Excerpted data:
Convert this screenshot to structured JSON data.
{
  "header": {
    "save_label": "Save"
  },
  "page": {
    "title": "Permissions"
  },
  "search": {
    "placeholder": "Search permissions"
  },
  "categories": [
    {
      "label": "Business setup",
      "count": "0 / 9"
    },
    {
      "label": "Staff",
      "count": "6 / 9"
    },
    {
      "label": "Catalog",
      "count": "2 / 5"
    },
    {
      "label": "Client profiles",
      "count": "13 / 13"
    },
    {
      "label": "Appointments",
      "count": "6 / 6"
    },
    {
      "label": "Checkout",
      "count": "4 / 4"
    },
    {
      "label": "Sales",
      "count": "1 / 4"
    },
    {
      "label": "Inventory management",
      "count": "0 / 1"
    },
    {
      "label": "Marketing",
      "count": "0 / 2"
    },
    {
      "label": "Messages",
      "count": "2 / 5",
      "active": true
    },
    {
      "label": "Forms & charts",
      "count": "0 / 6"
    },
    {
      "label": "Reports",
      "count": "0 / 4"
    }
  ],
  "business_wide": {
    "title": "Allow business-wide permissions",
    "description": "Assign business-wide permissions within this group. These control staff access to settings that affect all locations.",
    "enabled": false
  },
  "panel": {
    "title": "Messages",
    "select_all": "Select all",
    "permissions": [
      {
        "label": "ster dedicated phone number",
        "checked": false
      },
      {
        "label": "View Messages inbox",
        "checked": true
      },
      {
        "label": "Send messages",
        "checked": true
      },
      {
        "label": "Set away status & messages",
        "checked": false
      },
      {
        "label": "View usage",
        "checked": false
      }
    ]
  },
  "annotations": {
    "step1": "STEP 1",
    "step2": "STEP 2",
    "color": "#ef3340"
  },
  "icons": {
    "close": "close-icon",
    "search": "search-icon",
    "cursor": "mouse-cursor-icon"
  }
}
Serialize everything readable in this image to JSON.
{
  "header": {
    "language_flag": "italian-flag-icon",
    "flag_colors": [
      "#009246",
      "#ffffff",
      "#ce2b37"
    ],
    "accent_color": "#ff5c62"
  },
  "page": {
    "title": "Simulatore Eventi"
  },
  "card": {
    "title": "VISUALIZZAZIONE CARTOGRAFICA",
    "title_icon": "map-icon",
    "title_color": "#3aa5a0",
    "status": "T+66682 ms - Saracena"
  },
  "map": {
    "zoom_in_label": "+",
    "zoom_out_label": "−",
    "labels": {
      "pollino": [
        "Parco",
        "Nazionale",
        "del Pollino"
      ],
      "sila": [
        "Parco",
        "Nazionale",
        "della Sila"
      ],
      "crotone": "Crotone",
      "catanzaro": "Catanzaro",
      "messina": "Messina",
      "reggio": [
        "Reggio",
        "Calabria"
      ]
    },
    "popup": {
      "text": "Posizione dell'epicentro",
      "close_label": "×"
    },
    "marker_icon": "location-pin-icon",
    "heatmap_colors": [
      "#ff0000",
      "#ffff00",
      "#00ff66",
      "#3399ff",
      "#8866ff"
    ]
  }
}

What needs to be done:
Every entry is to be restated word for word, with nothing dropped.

Expected answer:
Convert this screenshot to structured JSON data.
{
  "header": {
    "save_label": "Save"
  },
  "page": {
    "title": "Permissions"
  },
  "search": {
    "placeholder": "Search permissions"
  },
  "categories": [
    {
      "label": "Business setup",
      "count": "0 / 9"
    },
    {
      "label": "Staff",
      "count": "6 / 9"
    },
    {
      "label": "Catalog",
      "count": "2 / 5"
    },
    {
      "label": "Client profiles",
      "count": "13 / 13"
    },
    {
      "label": "Appointments",
      "count": "6 / 6"
    },
    {
      "label": "Checkout",
      "count": "4 / 4"
    },
    {
      "label": "Sales",
      "count": "1 / 4"
    },
    {
      "label": "Inventory management",
      "count": "0 / 1"
    },
    {
      "label": "Marketing",
      "count": "0 / 2"
    },
    {
      "label": "Messages",
      "count": "2 / 5",
      "active": true
    },
    {
      "label": "Forms & charts",
      "count": "0 / 6"
    },
    {
      "label": "Reports",
      "count": "0 / 4"
    }
  ],
  "business_wide": {
    "title": "Allow business-wide permissions",
    "description": "Assign business-wide permissions within this group. These control staff access to settings that affect all locations.",
    "enabled": false
  },
  "panel": {
    "title": "Messages",
    "select_all": "Select all",
    "permissions": [
      {
        "label": "ster dedicated phone number",
        "checked": false
      },
      {
        "label": "View Messages inbox",
        "checked": true
      },
      {
        "label": "Send messages",
        "checked": true
      },
      {
        "label": "Set away status & messages",
        "checked": false
      },
      {
        "label": "View usage",
        "checked": false
      }
    ]
  },
  "annotations": {
    "step1": "STEP 1",
    "step2": "STEP 2",
    "color": "#ef3340"
  },
  "icons": {
    "close": "close-icon",
    "search": "search-icon",
    "cursor": "mouse-cursor-icon"
  }
}
Serialize everything readable in this image to JSON.
{
  "header": {
    "language_flag": "italian-flag-icon",
    "flag_colors": [
      "#009246",
      "#ffffff",
      "#ce2b37"
    ],
    "accent_color": "#ff5c62"
  },
  "page": {
    "title": "Simulatore Eventi"
  },
  "card": {
    "title": "VISUALIZZAZIONE CARTOGRAFICA",
    "title_icon": "map-icon",
    "title_color": "#3aa5a0",
    "status": "T+66682 ms - Saracena"
  },
  "map": {
    "zoom_in_label": "+",
    "zoom_out_label": "−",
    "labels": {
      "pollino": [
        "Parco",
        "Nazionale",
        "del Pollino"
      ],
      "sila": [
        "Parco",
        "Nazionale",
        "della Sila"
      ],
      "crotone": "Crotone",
      "catanzaro": "Catanzaro",
      "messina": "Messina",
      "reggio": [
        "Reggio",
        "Calabria"
      ]
    },
    "popup": {
      "text": "Posizione dell'epicentro",
      "close_label": "×"
    },
    "marker_icon": "location-pin-icon",
    "heatmap_colors": [
      "#ff0000",
      "#ffff00",
      "#00ff66",
      "#3399ff",
      "#8866ff"
    ]
  }
}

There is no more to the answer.